announced today that it's taking down the paywall around its Web-based streaming service.It hasn't even been three months since Spotify launched in the United States, but the freemium music streaming service is certainly having an impact on its competition. Rdio, one of those competitors,
The move comes three weeks after MOG, another popular music service, did the same. Both Rdio and MOG still charge for unlimited access and for the ability to stream music from one's smartphone or tablet. Listening to music in the browser, however, is free.
Rdio's Web listening experience doesn't include advertisements, but there are some limitations to the new free account tier. Listeners can only a stream a limited amount of music each month. A meter located at the top of free users' profiles will show much free music is left.

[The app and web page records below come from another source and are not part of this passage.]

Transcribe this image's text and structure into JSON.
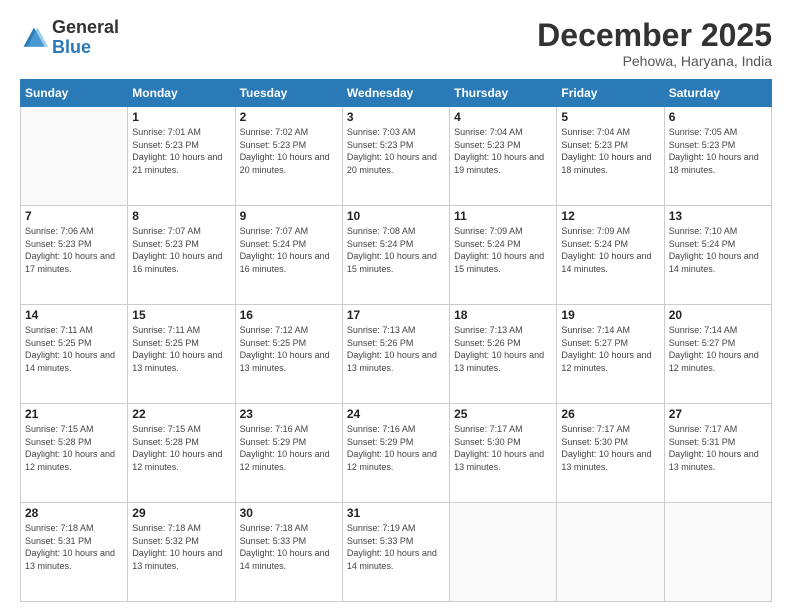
{
  "header": {
    "logo_general": "General",
    "logo_blue": "Blue",
    "title": "December 2025",
    "subtitle": "Pehowa, Haryana, India"
  },
  "weekdays": [
    "Sunday",
    "Monday",
    "Tuesday",
    "Wednesday",
    "Thursday",
    "Friday",
    "Saturday"
  ],
  "weeks": [
    [
      {
        "day": "",
        "sunrise": "",
        "sunset": "",
        "daylight": ""
      },
      {
        "day": "1",
        "sunrise": "Sunrise: 7:01 AM",
        "sunset": "Sunset: 5:23 PM",
        "daylight": "Daylight: 10 hours and 21 minutes."
      },
      {
        "day": "2",
        "sunrise": "Sunrise: 7:02 AM",
        "sunset": "Sunset: 5:23 PM",
        "daylight": "Daylight: 10 hours and 20 minutes."
      },
      {
        "day": "3",
        "sunrise": "Sunrise: 7:03 AM",
        "sunset": "Sunset: 5:23 PM",
        "daylight": "Daylight: 10 hours and 20 minutes."
      },
      {
        "day": "4",
        "sunrise": "Sunrise: 7:04 AM",
        "sunset": "Sunset: 5:23 PM",
        "daylight": "Daylight: 10 hours and 19 minutes."
      },
      {
        "day": "5",
        "sunrise": "Sunrise: 7:04 AM",
        "sunset": "Sunset: 5:23 PM",
        "daylight": "Daylight: 10 hours and 18 minutes."
      },
      {
        "day": "6",
        "sunrise": "Sunrise: 7:05 AM",
        "sunset": "Sunset: 5:23 PM",
        "daylight": "Daylight: 10 hours and 18 minutes."
      }
    ],
    [
      {
        "day": "7",
        "sunrise": "Sunrise: 7:06 AM",
        "sunset": "Sunset: 5:23 PM",
        "daylight": "Daylight: 10 hours and 17 minutes."
      },
      {
        "day": "8",
        "sunrise": "Sunrise: 7:07 AM",
        "sunset": "Sunset: 5:23 PM",
        "daylight": "Daylight: 10 hours and 16 minutes."
      },
      {
        "day": "9",
        "sunrise": "Sunrise: 7:07 AM",
        "sunset": "Sunset: 5:24 PM",
        "daylight": "Daylight: 10 hours and 16 minutes."
      },
      {
        "day": "10",
        "sunrise": "Sunrise: 7:08 AM",
        "sunset": "Sunset: 5:24 PM",
        "daylight": "Daylight: 10 hours and 15 minutes."
      },
      {
        "day": "11",
        "sunrise": "Sunrise: 7:09 AM",
        "sunset": "Sunset: 5:24 PM",
        "daylight": "Daylight: 10 hours and 15 minutes."
      },
      {
        "day": "12",
        "sunrise": "Sunrise: 7:09 AM",
        "sunset": "Sunset: 5:24 PM",
        "daylight": "Daylight: 10 hours and 14 minutes."
      },
      {
        "day": "13",
        "sunrise": "Sunrise: 7:10 AM",
        "sunset": "Sunset: 5:24 PM",
        "daylight": "Daylight: 10 hours and 14 minutes."
      }
    ],
    [
      {
        "day": "14",
        "sunrise": "Sunrise: 7:11 AM",
        "sunset": "Sunset: 5:25 PM",
        "daylight": "Daylight: 10 hours and 14 minutes."
      },
      {
        "day": "15",
        "sunrise": "Sunrise: 7:11 AM",
        "sunset": "Sunset: 5:25 PM",
        "daylight": "Daylight: 10 hours and 13 minutes."
      },
      {
        "day": "16",
        "sunrise": "Sunrise: 7:12 AM",
        "sunset": "Sunset: 5:25 PM",
        "daylight": "Daylight: 10 hours and 13 minutes."
      },
      {
        "day": "17",
        "sunrise": "Sunrise: 7:13 AM",
        "sunset": "Sunset: 5:26 PM",
        "daylight": "Daylight: 10 hours and 13 minutes."
      },
      {
        "day": "18",
        "sunrise": "Sunrise: 7:13 AM",
        "sunset": "Sunset: 5:26 PM",
        "daylight": "Daylight: 10 hours and 13 minutes."
      },
      {
        "day": "19",
        "sunrise": "Sunrise: 7:14 AM",
        "sunset": "Sunset: 5:27 PM",
        "daylight": "Daylight: 10 hours and 12 minutes."
      },
      {
        "day": "20",
        "sunrise": "Sunrise: 7:14 AM",
        "sunset": "Sunset: 5:27 PM",
        "daylight": "Daylight: 10 hours and 12 minutes."
      }
    ],
    [
      {
        "day": "21",
        "sunrise": "Sunrise: 7:15 AM",
        "sunset": "Sunset: 5:28 PM",
        "daylight": "Daylight: 10 hours and 12 minutes."
      },
      {
        "day": "22",
        "sunrise": "Sunrise: 7:15 AM",
        "sunset": "Sunset: 5:28 PM",
        "daylight": "Daylight: 10 hours and 12 minutes."
      },
      {
        "day": "23",
        "sunrise": "Sunrise: 7:16 AM",
        "sunset": "Sunset: 5:29 PM",
        "daylight": "Daylight: 10 hours and 12 minutes."
      },
      {
        "day": "24",
        "sunrise": "Sunrise: 7:16 AM",
        "sunset": "Sunset: 5:29 PM",
        "daylight": "Daylight: 10 hours and 12 minutes."
      },
      {
        "day": "25",
        "sunrise": "Sunrise: 7:17 AM",
        "sunset": "Sunset: 5:30 PM",
        "daylight": "Daylight: 10 hours and 13 minutes."
      },
      {
        "day": "26",
        "sunrise": "Sunrise: 7:17 AM",
        "sunset": "Sunset: 5:30 PM",
        "daylight": "Daylight: 10 hours and 13 minutes."
      },
      {
        "day": "27",
        "sunrise": "Sunrise: 7:17 AM",
        "sunset": "Sunset: 5:31 PM",
        "daylight": "Daylight: 10 hours and 13 minutes."
      }
    ],
    [
      {
        "day": "28",
        "sunrise": "Sunrise: 7:18 AM",
        "sunset": "Sunset: 5:31 PM",
        "daylight": "Daylight: 10 hours and 13 minutes."
      },
      {
        "day": "29",
        "sunrise": "Sunrise: 7:18 AM",
        "sunset": "Sunset: 5:32 PM",
        "daylight": "Daylight: 10 hours and 13 minutes."
      },
      {
        "day": "30",
        "sunrise": "Sunrise: 7:18 AM",
        "sunset": "Sunset: 5:33 PM",
        "daylight": "Daylight: 10 hours and 14 minutes."
      },
      {
        "day": "31",
        "sunrise": "Sunrise: 7:19 AM",
        "sunset": "Sunset: 5:33 PM",
        "daylight": "Daylight: 10 hours and 14 minutes."
      },
      {
        "day": "",
        "sunrise": "",
        "sunset": "",
        "daylight": ""
      },
      {
        "day": "",
        "sunrise": "",
        "sunset": "",
        "daylight": ""
      },
      {
        "day": "",
        "sunrise": "",
        "sunset": "",
        "daylight": ""
      }
    ]
  ]
}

Spotify, which has been hugely popular in Europe for a few years, made a big splash when it launched in the United States in July. At that time, Rdio and MOG were both pay services, starting at $5 per month. Spotify, on the other hand, launched with a free, albeit somewhat limited, version of its service, forcing existing competitors to rethink their pricing plans.
The move also comes just two weeks before the release of Apple's iCloud content sycning feature and iTunes Match, a "cloud locker" for music similar to initiatives launched by Amazon and Google. Although Apple's new initiatives are somewhat different from the all-you-can-stream subscription services like Rdio and Spotify, the prospect of a tech giant launching a music service is something worth keeping an eye on for smaller startups, especially when that tech giant has already had a substantial impact on the music industry.